This tutorial is geared to assist in the construction of the Primrose Pullover by Cali Faye Collection. If you are using this tutorial for a design other than the Primrose Pullover, please keep in mind that the V is on the BACK BODICE of the Primrose Pullover. If you are constructing a design with a V on the front bodice you will need to take care not to confuse the front and back bodice terminology of this tutorial.
The fabric I am using for this tutorial is a french terry knit, with 50% stretch from Knitpop.com.
The Primrose Pullover is best paired with durable knits or textured knits of light to medium weight with at least 50% stretch and 100% recovery. Some fabric choices to keep in mind are ponte, tricot, sweater, hacci, pique, stretch velvet and double brushed knit.
LET US BEGIN
We will begin this tutorial with the assumption that you have cut all pattern pieces and the front and back bodice pieces have been joined at the shoulder and side seams.
Bring the ends of the V-NECK COLLAR piece together, RSF.
Fold the end lengthwise to match all the raw edges along the slant.
Join the slanted edge together with a 1 cm (3/8") seam allowance.
Neaten the seam to reduce bulk.
Open the V of the collar and maintain the natural fold it created around the collar piece. Press the seam flat.
Make an indication 1 cm (3/8") above the base of the V on the COLLAR piece.
Make an indication 1 cm (3/8") below the depth of the V on the BACK BODICE.
Apply a stay stitch 1/2 cm (1/4") from the raw edge on the BODICE around the collar line. Do not backstitch.
Apply a stay stitch at the base of the V on the V-NECK COLLAR piece. You will need to ensure that this stay stitch does not exceed 5 cm (2") from the depth of the V. Do not backstitch.
Make an indication at the position directly opposite the V on the V-NECK COLLAR piece and at the center position on the FRONT BODICE. Use these two points as matching references later.
Align one edge from the V of the collar piece to the V of the bodice collar. Use the previously indicated 1 cm (3/8") distance indication markings as matching reference points.
From the 1 cm (3/8") marking apply a basting stitch a few inches into the neckline.
Manipulate the V-NECK COLLAR piece to the align the opposite edge of the V to the collar line. You might have the urge to clip the fabric at the V of the collar line to allow the fabric layers to ease into shape but I want to insist that you DO NOT clip any portion of the collar line at this point!
Apply another basting stitch along the collar line to temporarily join the pieces.
Turn the collar right side out to get a preview of the V of the collar. Is the V centered? Does the fabric buckle? If so, pluck your basting stitches out and redo the process until you've got it right.
Now, match the center of the FRONT BODICE collar line to the indication directly opposite of the V on the collar piece. With the front and back bodice collar line matching up to the two positions on the collar piece you can evenly distribute the length of the collar piece to the collar line.
Evenly distribute the collar length. Use several pins to keep distributed lengths even and in place.

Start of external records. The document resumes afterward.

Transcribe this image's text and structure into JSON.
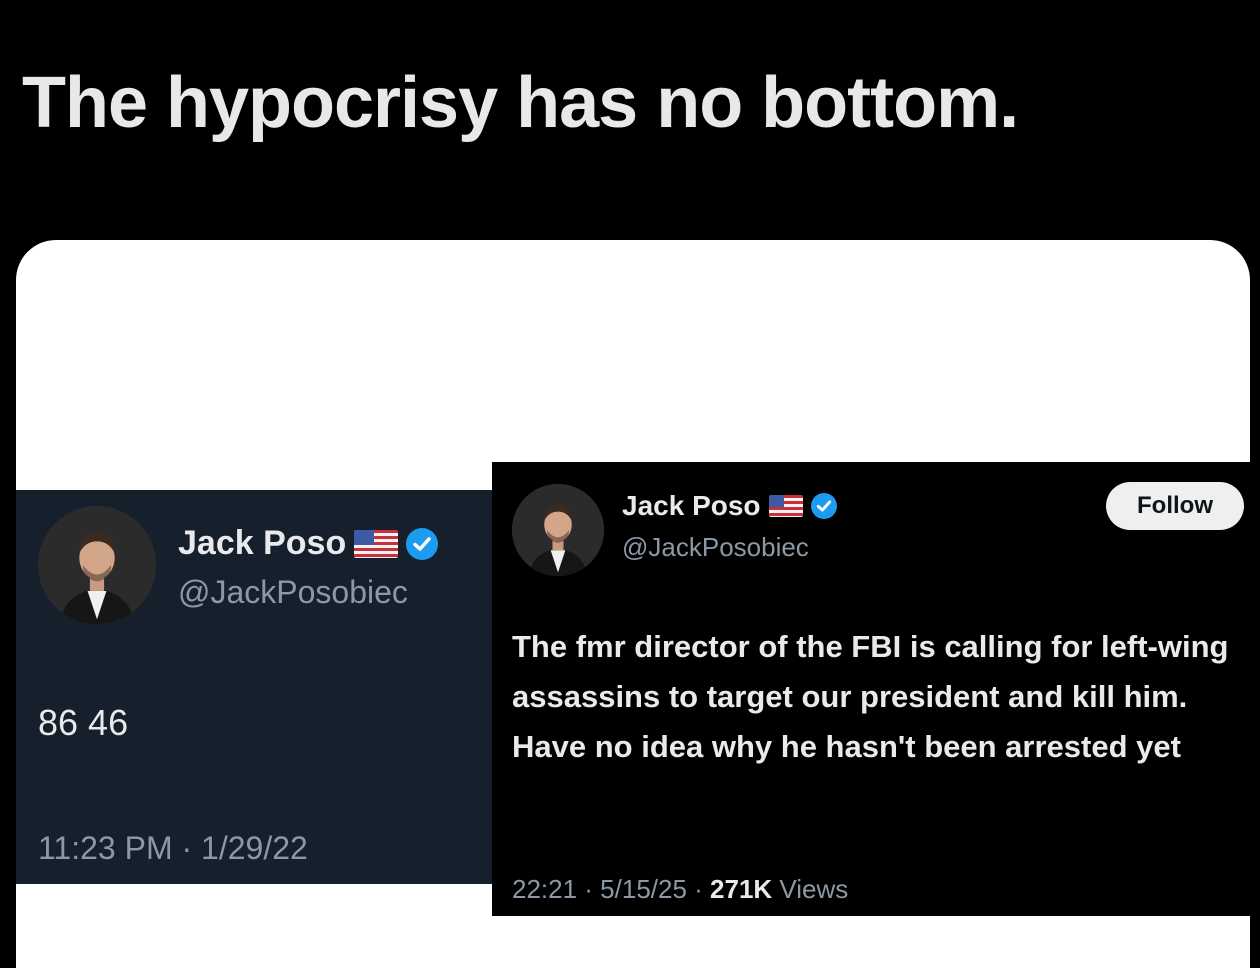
{
  "headline": "The hypocrisy has no bottom.",
  "colors": {
    "page_background": "#000000",
    "card_background": "#ffffff",
    "left_tweet_background": "#16202d",
    "right_tweet_background": "#000000",
    "verified_badge": "#1d9bf0",
    "secondary_text": "#8b98a5"
  },
  "tweet_left": {
    "display_name": "Jack Poso",
    "name_emoji_icon": "us-flag-icon",
    "badge_icon": "verified-badge-icon",
    "handle": "@JackPosobiec",
    "text": "86 46",
    "timestamp": "11:23 PM · 1/29/22"
  },
  "tweet_right": {
    "display_name": "Jack Poso",
    "name_emoji_icon": "us-flag-icon",
    "badge_icon": "verified-badge-icon",
    "handle": "@JackPosobiec",
    "follow_label": "Follow",
    "text": "The fmr director of the FBI is calling for left-wing assassins to target our president and kill him. Have no idea why he hasn't been arrested yet",
    "timestamp": "22:21 · 5/15/25 · ",
    "views_count": "271K",
    "views_label": " Views"
  }
}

I've used a fairly stretchy fabric which has made this process super easy. If your fabric has less than the 50% recommended stretch then this process may be more difficult than intended. If you find that the V-NECK COLLAR piece is exceedingly difficult to manage you may need to recut another V-NECK COLLAR piece with added length to compensate for the lack of stretch.

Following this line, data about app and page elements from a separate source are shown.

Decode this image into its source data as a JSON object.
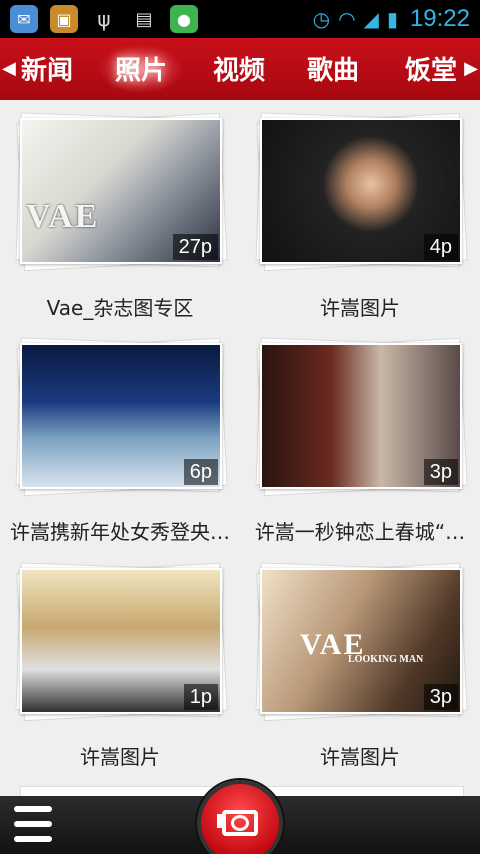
{
  "status_bar": {
    "time": "19:22",
    "icons": [
      "message-icon",
      "package-icon",
      "usb-icon",
      "android-icon",
      "wechat-icon",
      "alarm-icon",
      "wifi-icon",
      "signal-icon",
      "battery-icon"
    ]
  },
  "tabs": [
    {
      "label": "新闻",
      "active": false
    },
    {
      "label": "照片",
      "active": true
    },
    {
      "label": "视频",
      "active": false
    },
    {
      "label": "歌曲",
      "active": false
    },
    {
      "label": "饭堂",
      "active": false
    }
  ],
  "albums": [
    {
      "title": "Vae_杂志图专区",
      "count": "27p"
    },
    {
      "title": "许嵩图片",
      "count": "4p"
    },
    {
      "title": "许嵩携新年处女秀登央…",
      "count": "6p"
    },
    {
      "title": "许嵩一秒钟恋上春城“…",
      "count": "3p"
    },
    {
      "title": "许嵩图片",
      "count": "1p"
    },
    {
      "title": "许嵩图片",
      "count": "3p"
    }
  ],
  "photo_text": {
    "album1_logo": "VAE",
    "album6_logo": "VAE",
    "album6_sub": "LOOKING MAN"
  },
  "colors": {
    "accent_red": "#c8101a",
    "status_blue": "#33b5e5"
  }
}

Apply a basting stitch around the collar line to temporarily join the pieces. Leave at least 15 cm (6") of thread at the beginning and end of the stitch to allow you to distribute any kind of bunching around the stitch.
Turn the collar right side out to ensure there isn't any puckering in the collar line.
Puckering happens when your fabric was overstretched in one position and not stretched enough in another, or when a layer of fabric folds over itself while joining pieces. In the picture below a piece of the bodice collar line folded over itself and caused a slight pucker.
To remedy this, remove just enough basting stitches to evenly stretch the collar line flat again. There is no need to apply an additional basting stitch unless the length is excessive. In this case I was able to remove 6 stitches to evenly spread the fold. This happened four times during my basting stitch and was easily remedied with minimal effort.
When you are certain the collar line will finish smoothly, permanently join the collar to the bodice with an overlocker, serger, or the overlock stitch or tight zigzag stitch of a standard sewing machine. Remove all basting stitches.
Give the collar line a nice press and you're done!
I let V-Neck collared designs keep me away from making specific outfits for years! This is not an easy process and it may take you many attempts at a V-neck before it looks perfect. Don't let that keep you away from giving it a try though! It's just another skill to add to your sewing skill set.